The solution should support scenario creation and comparison, particularly scenarios that support a proactive restructuring of the supply chain. For example, would the shelf level Out of Stock (OOS) numbers stay the same if the manufacturers supply chain costs dropped as the retailer ordered by pallet layers rather than by cases? It should support root cause analysis which identifies shelf level issues and assigns root-causes that can include poor perpetual inventory performance in the store, systemic over or under forecasting, and poor replenishment occurring anywhere in the joint supply chain. Overall the solution should have advanced supply chain analytics that proactively mitigate future overstocks and out-of-stocks. Trading partners that execute these actions will advance their supply chain maturity in collaborative supply chain management.
This planning philosophy is evolving from “Flowcasting” by Andre Martin, Mike Doherty, & Jeff Harrop (Factory 2 Shelf Publishing, 2006) which considers demand driven supply chain planning at its highest level of maturity driving the entire supply chain across multiple enterprises from sales at the store shelf right back to the factory.
Implementing initiatives like this require strong executive understanding, support, and commitment from both retailers and manufactures. Most important is the effort should be largely about changing business processes, paradigms and behavior. This requires an investment in educating executives, planners, merchants, operations and merchandise suppliers. Cross-functional process labs, prototypes, and pilots can help teams internalize the education and new processes to provide them the opportunity to share input and suggestions. Finally, the technology should be cloud-based to support a logical architecture enabling deep collaboration allowing an executable plan between the manufacturer and retailer working from a common point of view of what’s being sold at the store.
All trading partners will benefit from Flowcasting. When implemented correctly, the benefits are far reaching. Retailers no longer need separate forecasting and replenishment systems for their stores and Regional Distribution Centers (RDCs). One common system manages inventory in both stores and RDCs and interfaces with suppliers on a daily basis.
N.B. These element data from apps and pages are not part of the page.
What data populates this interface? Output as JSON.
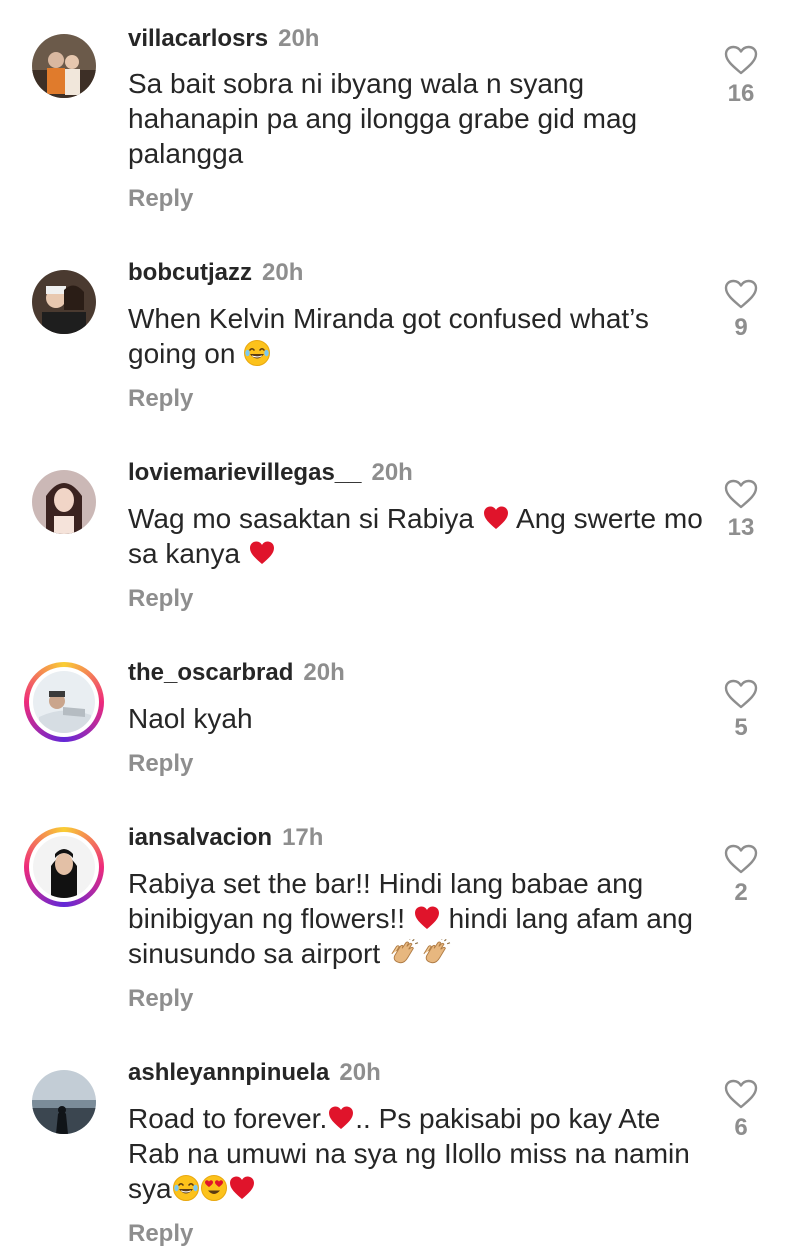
{
  "comments": [
    {
      "username": "villacarlosrs",
      "time": "20h",
      "text": "Sa bait sobra ni ibyang wala n syang hahanapin pa ang ilongga grabe gid mag palangga",
      "reply": "Reply",
      "likes": "16"
    },
    {
      "username": "bobcutjazz",
      "time": "20h",
      "text": "When Kelvin Miranda got confused what’s going on",
      "reply": "Reply",
      "likes": "9"
    },
    {
      "username": "loviemarievillegas__",
      "time": "20h",
      "text_a": "Wag mo sasaktan si Rabiya",
      "text_b": "Ang swerte mo sa kanya",
      "reply": "Reply",
      "likes": "13"
    },
    {
      "username": "the_oscarbrad",
      "time": "20h",
      "text": "Naol kyah",
      "reply": "Reply",
      "likes": "5"
    },
    {
      "username": "iansalvacion",
      "time": "17h",
      "text_a": "Rabiya set the bar!! Hindi lang babae ang binibigyan ng flowers!!",
      "text_b": "hindi lang afam ang sinusundo sa airport",
      "reply": "Reply",
      "likes": "2"
    },
    {
      "username": "ashleyannpinuela",
      "time": "20h",
      "text_a": "Road to forever.",
      "text_b": ".. Ps pakisabi po kay Ate Rab na umuwi na sya ng Ilollo miss na namin sya",
      "reply": "Reply",
      "likes": "6"
    }
  ],
  "icons": {
    "like": "heart-outline-icon",
    "laugh": "laughing-emoji-icon",
    "heart": "red-heart-emoji-icon",
    "clap": "clapping-hands-emoji-icon",
    "heart_eyes": "heart-eyes-emoji-icon"
  },
  "colors": {
    "text": "#262626",
    "muted": "#8e8e8e",
    "heart": "#e0245e"
  }
}
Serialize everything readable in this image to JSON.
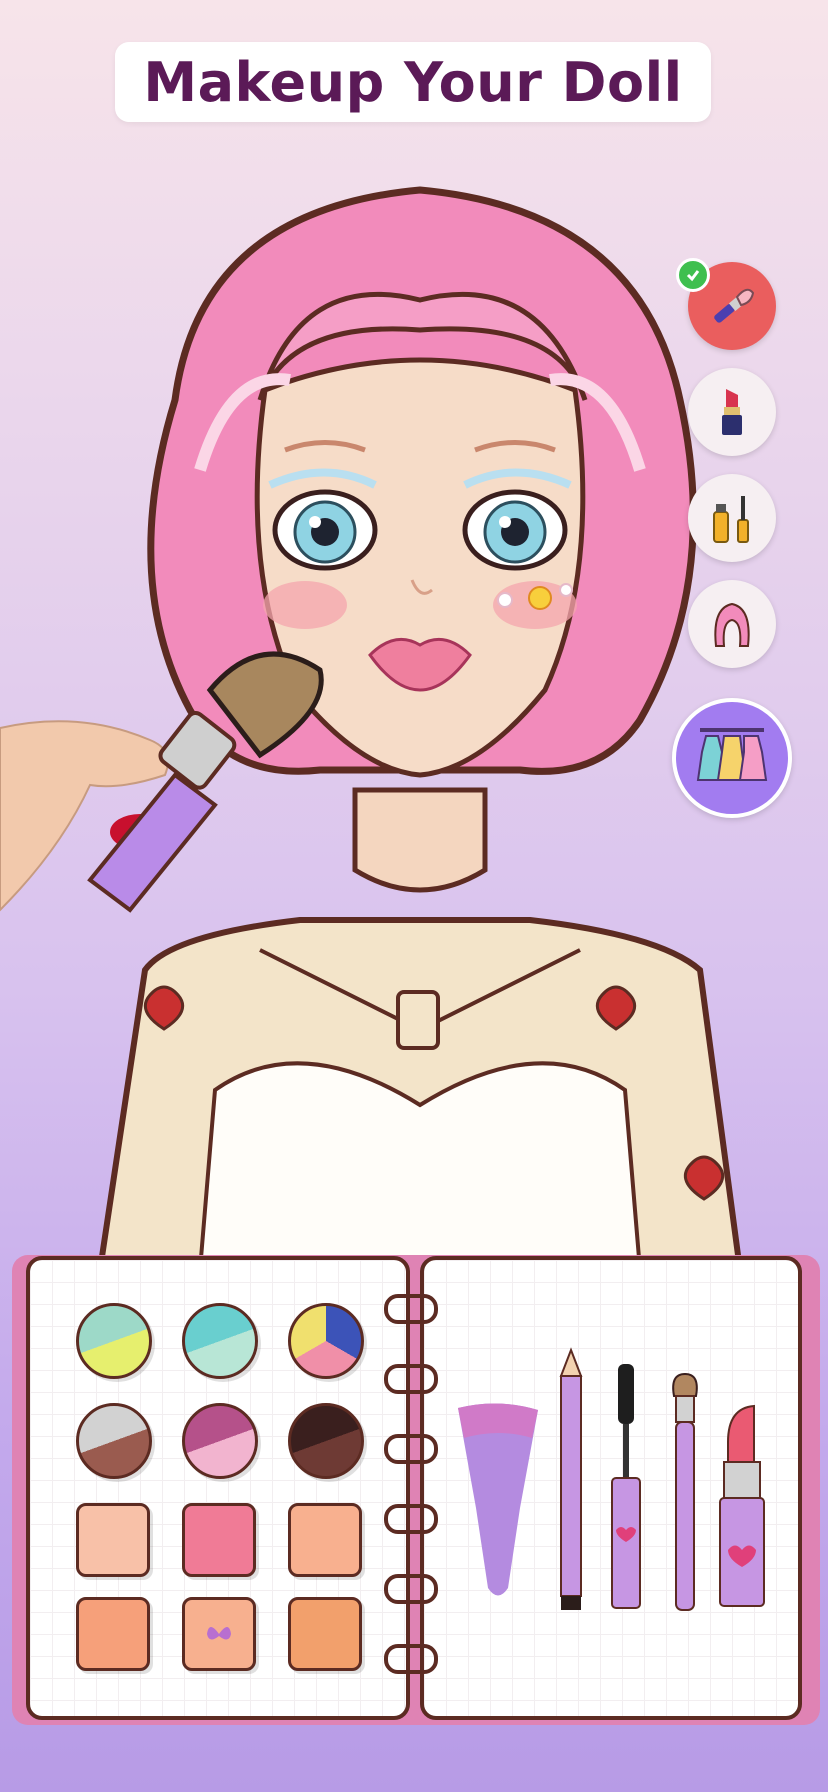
{
  "title": "Makeup Your Doll",
  "sidebar": {
    "tools": [
      {
        "name": "blush-brush",
        "icon": "blush-brush-icon",
        "state": "active",
        "completed": true,
        "color": "#ea5e5e"
      },
      {
        "name": "lipstick",
        "icon": "lipstick-icon",
        "state": "idle",
        "completed": false
      },
      {
        "name": "eye-makeup",
        "icon": "mascara-icon",
        "state": "idle",
        "completed": false
      },
      {
        "name": "hair",
        "icon": "hair-icon",
        "state": "idle",
        "completed": false
      },
      {
        "name": "outfits",
        "icon": "dresses-icon",
        "state": "highlighted",
        "completed": false,
        "color": "#a27cf0"
      }
    ]
  },
  "palette": {
    "eyeshadows": [
      {
        "name": "green-cyan",
        "colors": [
          "#9dd9c8",
          "#e6ef6e"
        ]
      },
      {
        "name": "cyan-mint",
        "colors": [
          "#69cfcf",
          "#b8e6d6"
        ]
      },
      {
        "name": "blue-pink-yellow",
        "colors": [
          "#3c53b8",
          "#f08fa8",
          "#f0e06e"
        ]
      },
      {
        "name": "silver-brown",
        "colors": [
          "#d2d2d2",
          "#9a5b4f"
        ]
      },
      {
        "name": "mauve-pink",
        "colors": [
          "#b5518a",
          "#f2b4cf"
        ]
      },
      {
        "name": "dark-brown",
        "colors": [
          "#3a1f1e",
          "#6e3a34"
        ]
      }
    ],
    "blushes": [
      {
        "name": "peach-sticker",
        "color": "#f8c1a8"
      },
      {
        "name": "rose",
        "color": "#f07b96"
      },
      {
        "name": "coral",
        "color": "#f8b08f"
      },
      {
        "name": "apricot",
        "color": "#f6a07a"
      },
      {
        "name": "butterfly-peach",
        "color": "#f7b08f"
      },
      {
        "name": "tan",
        "color": "#f2a06c"
      }
    ]
  },
  "tools": [
    "foundation-sponge",
    "eyeliner-pencil",
    "mascara",
    "blush-brush",
    "lipstick"
  ],
  "colors": {
    "accent": "#5b1a57",
    "book": "#df83b4",
    "outline": "#5c2b22",
    "tool": "#c696e3"
  }
}
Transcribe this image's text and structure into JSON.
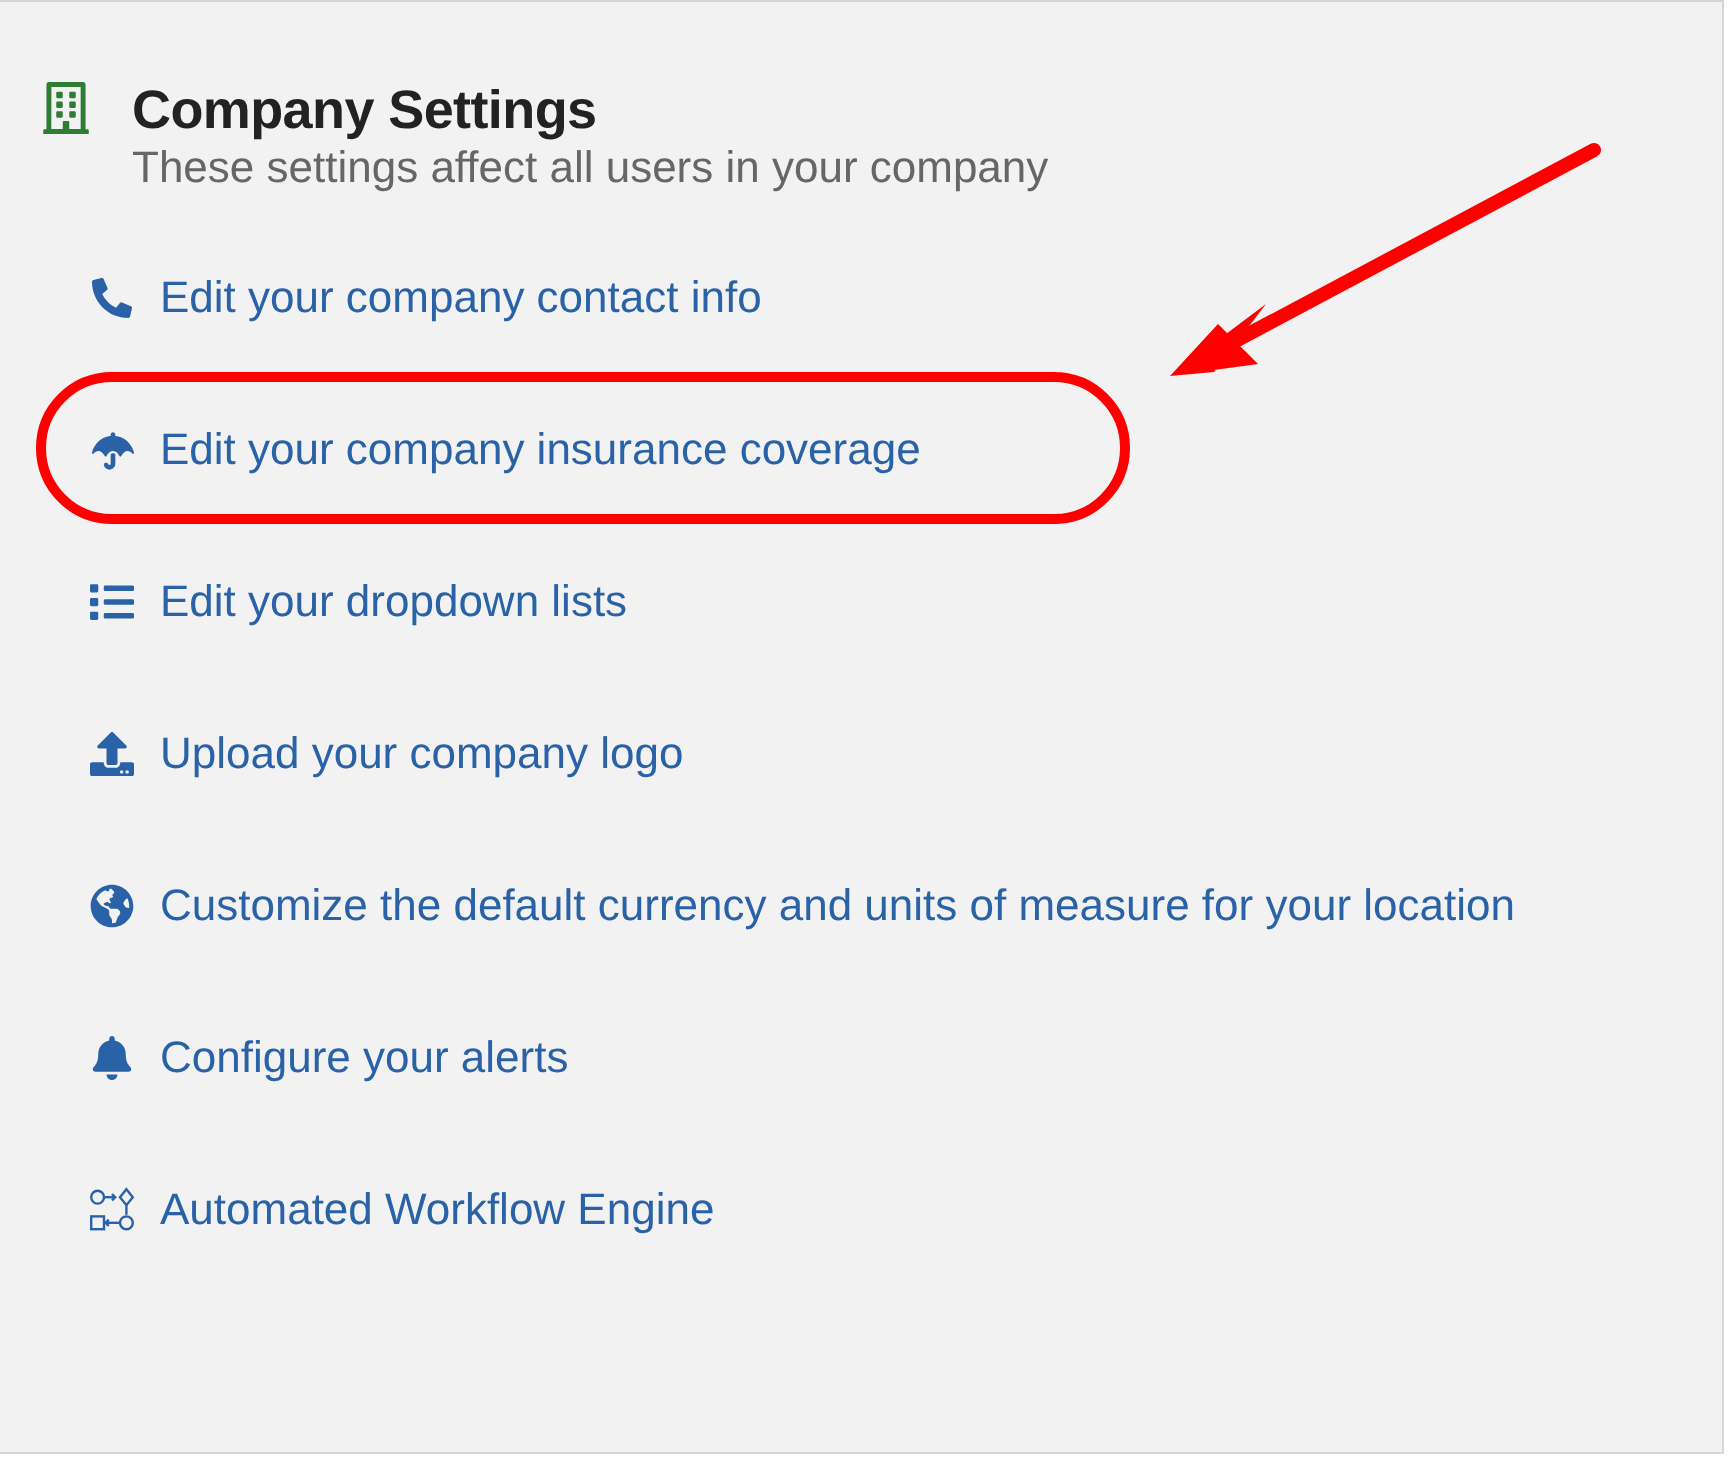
{
  "header": {
    "title": "Company Settings",
    "subtitle": "These settings affect all users in your company"
  },
  "links": [
    {
      "label": "Edit your company contact info",
      "circled": false
    },
    {
      "label": "Edit your company insurance coverage",
      "circled": true
    },
    {
      "label": "Edit your dropdown lists",
      "circled": false
    },
    {
      "label": "Upload your company logo",
      "circled": false
    },
    {
      "label": "Customize the default currency and units of measure for your location",
      "circled": false
    },
    {
      "label": "Configure your alerts",
      "circled": false
    },
    {
      "label": "Automated Workflow Engine",
      "circled": false
    }
  ]
}
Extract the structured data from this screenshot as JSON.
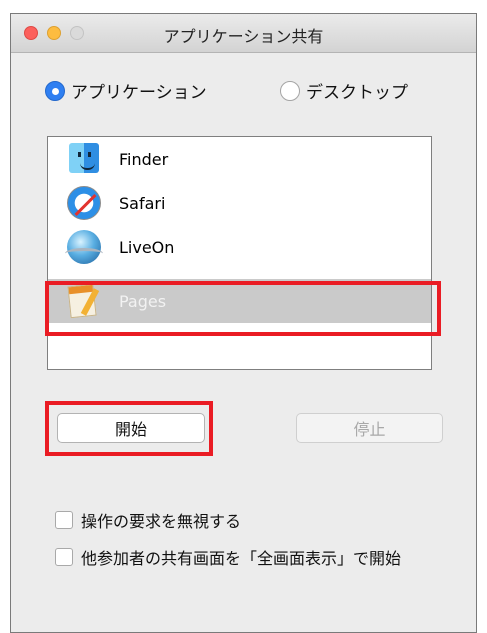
{
  "window": {
    "title": "アプリケーション共有"
  },
  "share_mode": {
    "options": [
      {
        "label": "アプリケーション",
        "selected": true
      },
      {
        "label": "デスクトップ",
        "selected": false
      }
    ]
  },
  "app_list": {
    "items": [
      {
        "name": "Finder",
        "icon": "finder-icon",
        "selected": false
      },
      {
        "name": "Safari",
        "icon": "safari-icon",
        "selected": false
      },
      {
        "name": "LiveOn",
        "icon": "liveon-icon",
        "selected": false
      },
      {
        "name": "Pages",
        "icon": "pages-icon",
        "selected": true
      }
    ]
  },
  "buttons": {
    "start": "開始",
    "stop": "停止"
  },
  "options": {
    "ignore_requests": {
      "label": "操作の要求を無視する",
      "checked": false
    },
    "fullscreen_start": {
      "label": "他参加者の共有画面を「全画面表示」で開始",
      "checked": false
    }
  },
  "colors": {
    "highlight": "#ea1c24",
    "accent": "#2f7ff1"
  }
}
Retail distribution centers transform over time to cross-docking and repackaging facilities. Products arrive from supply sources and are repackaged when necessary in units of weekly store sales. One common system spans cross-organizational boundaries. Store operations, merchandising, buying, category management, distribution, finance and management would all be working from a common plan.
For the manufacturer, business as usual will also change completely. The timeframe for the change would depend on the size of their retail and wholesale customers, and how rapidly those customers adopt. Over time, as more retailers adopt Flowcasting, the manufacturer would gradually transform from a manufacture-to-stock (MTS) strategy to a manufacture-to-order (MTO) strategy for much of their business while realizing the economic and productivity benefits that derive from the MTO approach. Gone would be the uncertainty of demand, associated safety stocks, and associated warehousing and operating costs as well as last minute and very costly production schedule changes and expedited transportation. For both retailers and manufacturers, supply chain-wide inventory investment would drop significantly for those retail supply chain partners that adopt the new way of doing business.